Jiovana suffered side effects that affected her body both inside and out. Her coils not only caused hemorrhaging so severe it necessitated a diaper, they migrated from their intended position in the fallopian tubes into her uterus and put her health at risk.
After reading accounts of the side effects women have experienced in real life with Essure, it seems like Bayer glosses over what can actually happen with this device.
(The preceding were submitted through Hood National Law Group’s Essure Resource and Support Group Facebook page.)
Many women who have been harmed by their Essure devices feel as if they’ve been deceived by Bayer. They feel as if they weren’t given all the information they needed about Essure to make an informed decision.
Even the FDA confirmed this belief when it released its final guidance on Essure, in which it said, “FDA believes that some women are not receiving or understanding information regarding the risks and benefits of permanent, hysteroscopically-placed tubal implants that are intended for sterilization.”
Rina from California (quoted earlier) told Hood National Law Group that a mandatory education session set up by her insurance company did not go over the side effects of Essure because it doesn’t contain hormones.
“During the mandatory ‘education’ class at —–, we were shown an Essure video with testimonials [of] people who had it placed and were living a great life. I think 5 people in total were shown. We were never told of any side effects since we were told this was not a hormonal device,” said Rina.
As stated earlier, Rina suffered very real, very serious side effects, including pelvic pain and severe hemorrhaging, after receiving her Essure device.
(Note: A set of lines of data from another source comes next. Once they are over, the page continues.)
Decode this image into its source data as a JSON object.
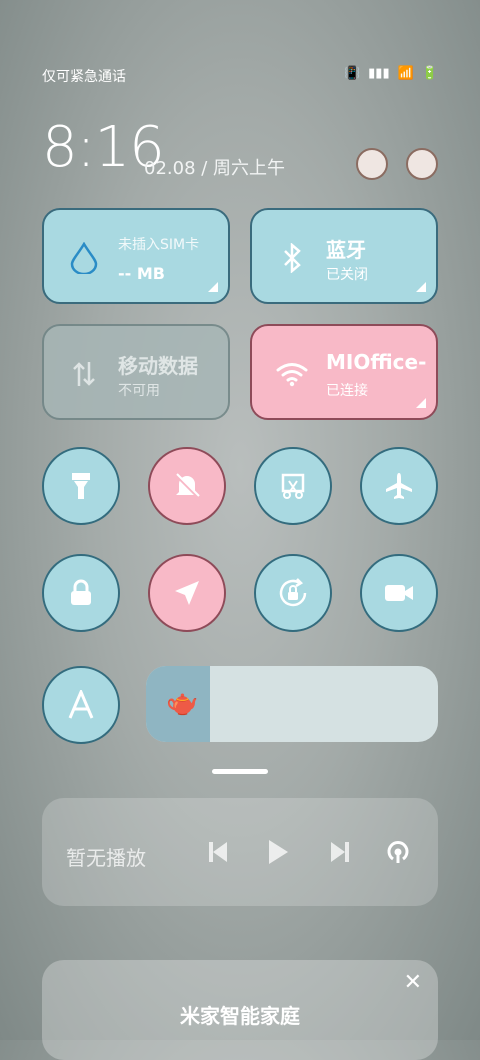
{
  "status": {
    "left_text": "仅可紧急通话"
  },
  "clock": {
    "time": "8:16",
    "date": "02.08 / 周六上午"
  },
  "tiles": [
    {
      "id": "data-usage",
      "title": "未插入SIM卡",
      "sub": "-- MB"
    },
    {
      "id": "bluetooth",
      "title": "蓝牙",
      "sub": "已关闭"
    },
    {
      "id": "mobile-data",
      "title": "移动数据",
      "sub": "不可用"
    },
    {
      "id": "wifi",
      "title": "MIOffice-",
      "sub": "已连接"
    }
  ],
  "toggles": [
    "flashlight-icon",
    "silent-icon",
    "screenshot-icon",
    "airplane-icon",
    "lock-icon",
    "location-icon",
    "rotation-lock-icon",
    "video-icon",
    "auto-brightness-icon"
  ],
  "brightness": {
    "level_percent": 22
  },
  "media": {
    "status_text": "暂无播放"
  },
  "smart_home": {
    "title": "米家智能家庭"
  },
  "colors": {
    "tile_blue": "#a9d9e1",
    "tile_pink": "#f8b9c7",
    "tile_border": "#3a6b7d"
  }
}
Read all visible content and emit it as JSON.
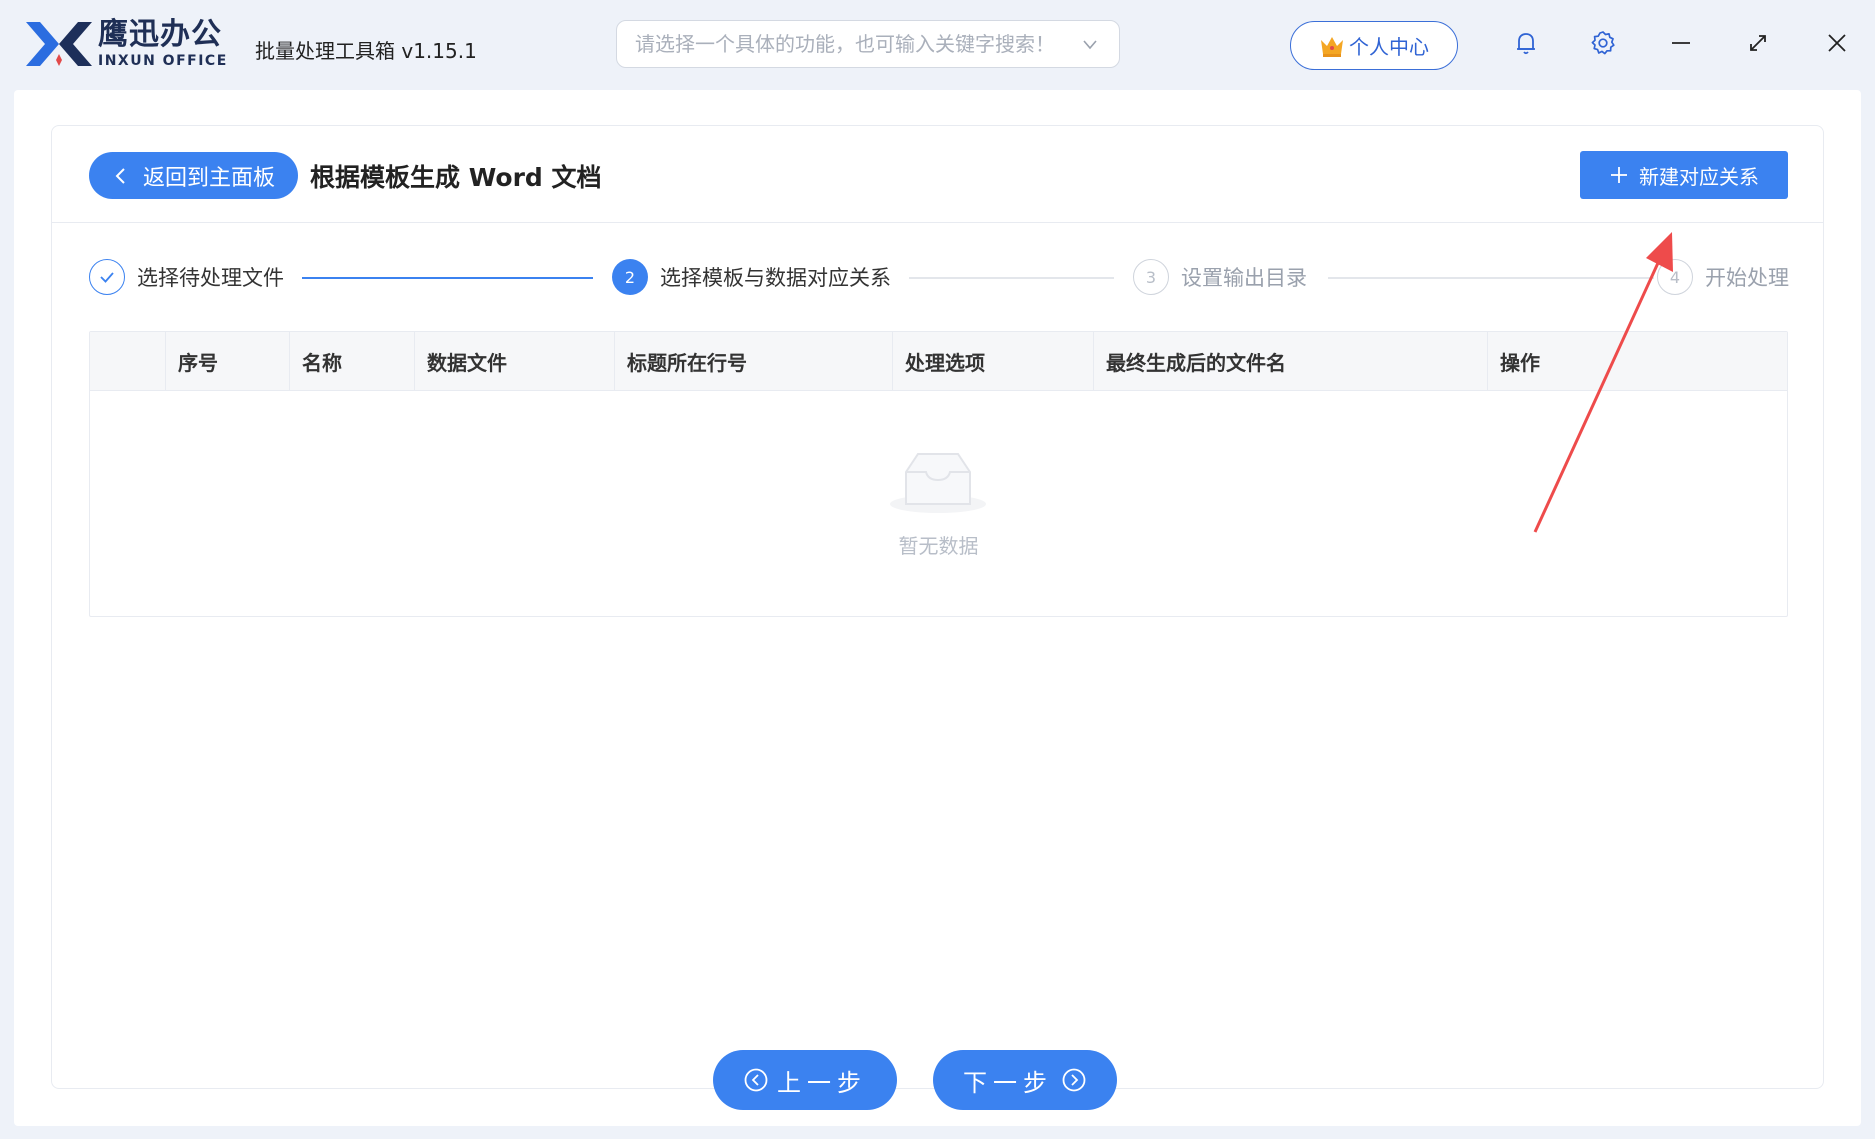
{
  "app": {
    "logo_cn": "鹰迅办公",
    "logo_en": "INXUN OFFICE",
    "title": "批量处理工具箱 v1.15.1"
  },
  "search": {
    "placeholder": "请选择一个具体的功能，也可输入关键字搜索！",
    "value": ""
  },
  "header": {
    "user_center_label": "个人中心",
    "icons": [
      "crown-icon",
      "bell-icon",
      "gear-icon",
      "minimize-icon",
      "maximize-icon",
      "close-icon"
    ]
  },
  "toolbar": {
    "back_label": "返回到主面板",
    "page_title": "根据模板生成 Word 文档",
    "new_label": "新建对应关系"
  },
  "steps": [
    {
      "number": "1",
      "label": "选择待处理文件",
      "state": "done"
    },
    {
      "number": "2",
      "label": "选择模板与数据对应关系",
      "state": "active"
    },
    {
      "number": "3",
      "label": "设置输出目录",
      "state": "todo"
    },
    {
      "number": "4",
      "label": "开始处理",
      "state": "todo"
    }
  ],
  "table": {
    "columns": [
      "序号",
      "名称",
      "数据文件",
      "标题所在行号",
      "处理选项",
      "最终生成后的文件名",
      "操作"
    ],
    "rows": [],
    "empty_text": "暂无数据"
  },
  "footer": {
    "prev_label": "上一步",
    "next_label": "下一步"
  },
  "colors": {
    "accent": "#3b82f0",
    "annotation_arrow": "#ee4b4b",
    "background": "#eef2f9"
  }
}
She was implanted with the device in July 2014 – 12 years after it was approved by the FDA. Not only did the Essure label include some risks associated with the device, the FDA was receiving thousands of reports of serious side effects by that time. Why didn’t the education session hosted by her insurance company mention them?
Essure lawsuits against Bayer
Many women who have been harmed by Essure feel as if their voices haven’t being heard – by Bayer or by the FDA.
Hood National Law Group wants to make sure your voice is heard. If you were injured by the Essure permanent birth control system, you may be entitled to financial compensation. Call 1-800-214-1010 today to see if your case qualifies for an Essure Lawsuit, or use the form on the right-hand side of your screen.